I didn’t really have much of a drive to see much of Prague, and really wouldn’t want to stay there for more than a few days, but I’m really glad that I went. Just like The Mall of America, Prague is kind of the Mall of Europe. Downtown was mostly stores, restaurants, and dance clubs. But man, it was beautiful.
It’s so difficult to explain how beautiful and interesting Prague is, so I’m going to put a bunch of pictures from a tour that I took through the city and a boat tour we went on to just show you who cool it is.
Being in the country of Czech was really interesting because of the lack of English. First of all, Czech is a really strange language that seems just unintelligible to me—there was nothing that sounded anything like an English word. Also, while I was walking downtown I heard German, Japanese, Spanish, and I heard accents from Great Britain, Scotland, and Australia. The people of Prague realize that most of the people in the city are tourists, and that’s obvious because there is at least one annoying souvenir shop on each street.
I didn’t necessarily want to shop in Prague because I don’t have a lot of money to spend (even though I did pick something nice up for my girlfriend…it’s a secret), so the only things that I bought were a disappointing cone of gelato, a delicious Czech meal with friends, and tickets to a rather large Salvador Dali exhibition.
The Dali exhibition was amazing. Not only was the art amazing, but it also was in a building in the main square of Prague. And the windows were open to the city. So I looked at art, and then Prague, and then art, and then Prague. It was wonderful. And worth 90 Crauns.
(Don’t worry…that’s only five bucks in American money.)
I also went to a restaurant in the main town square for a nice Czech lunch. The desert was some sort of hollow cinnamon pastry with nuts. Yums.
I've found that my new photo obsession is of street performers and old European people. Check out my new muses...

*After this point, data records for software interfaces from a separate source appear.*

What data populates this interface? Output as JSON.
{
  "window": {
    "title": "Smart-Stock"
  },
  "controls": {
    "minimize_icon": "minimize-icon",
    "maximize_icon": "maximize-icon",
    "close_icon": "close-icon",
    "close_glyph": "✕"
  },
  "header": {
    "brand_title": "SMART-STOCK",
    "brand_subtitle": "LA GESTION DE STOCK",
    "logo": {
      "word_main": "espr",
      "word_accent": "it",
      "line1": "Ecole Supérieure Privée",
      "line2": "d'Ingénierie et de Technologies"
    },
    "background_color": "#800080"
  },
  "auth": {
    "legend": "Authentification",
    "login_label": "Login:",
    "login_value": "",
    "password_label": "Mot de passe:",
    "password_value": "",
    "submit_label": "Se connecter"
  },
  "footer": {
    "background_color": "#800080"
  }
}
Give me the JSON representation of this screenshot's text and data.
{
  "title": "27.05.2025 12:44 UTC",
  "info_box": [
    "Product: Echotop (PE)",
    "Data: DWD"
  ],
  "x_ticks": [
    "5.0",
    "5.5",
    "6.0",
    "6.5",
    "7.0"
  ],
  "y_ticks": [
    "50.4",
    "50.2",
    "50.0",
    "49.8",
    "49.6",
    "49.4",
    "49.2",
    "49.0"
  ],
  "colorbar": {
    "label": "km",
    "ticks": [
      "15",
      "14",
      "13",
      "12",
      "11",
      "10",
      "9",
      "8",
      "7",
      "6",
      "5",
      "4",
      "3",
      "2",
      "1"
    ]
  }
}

The choir sang at St. Nicholas church in downtown Prague, which was massive and completely overwhelming. I’m not sure if the pictures do it justice; I’ll try to make sure that there are antlike people by the door so you can see how big it really was (look at the first picture). The inside was filled with splendor like I had never seen before. It wasn’t necessarily big on the inside; actually it was quite crowded because of all the elaborate decorations.
This is the time when I kind of had a realization about European Christianity: a lot of Europe’s view of who Jesus is and what following Christ is is quite warped. Relevant ministry—even Protestant ministry is very uncommon here. Less than 20% of Europe’s population is Christian, and over 40% is Atheistic. Many people would think that Europe is very spiritual because it has a plethora of beautiful churches.
But here’s the deal: they’re all empty.
The churches are more crowded during tour days than it is on Sunday mornings.
The main view of Jesus is of the royal paintings and sculptures that adorn the majestic churches. Jesus as the simple, loving full-human yet full-God is replaced by stone Jesuses and gold ones, which is understandably what they’re turned off by. How can you worship something so cold?
I’ll talk more about this subject as I learn more. My bottom line is, I’m feeling a strong pull for ministry in Europe. But it’s going to take patience and a lot of grace. Europe is an amazing place; just imagine how amazing it would be when it is invaded by the Spirit of God!
I’ll talk more about this later.
Anyway, Prague was amazing. Today, June 6th, we are driving to Salzburg and I’m looking out the window, seeing the Alps in the distance. Can’t wait to write about this one.
In Christ Alone (instead of stone)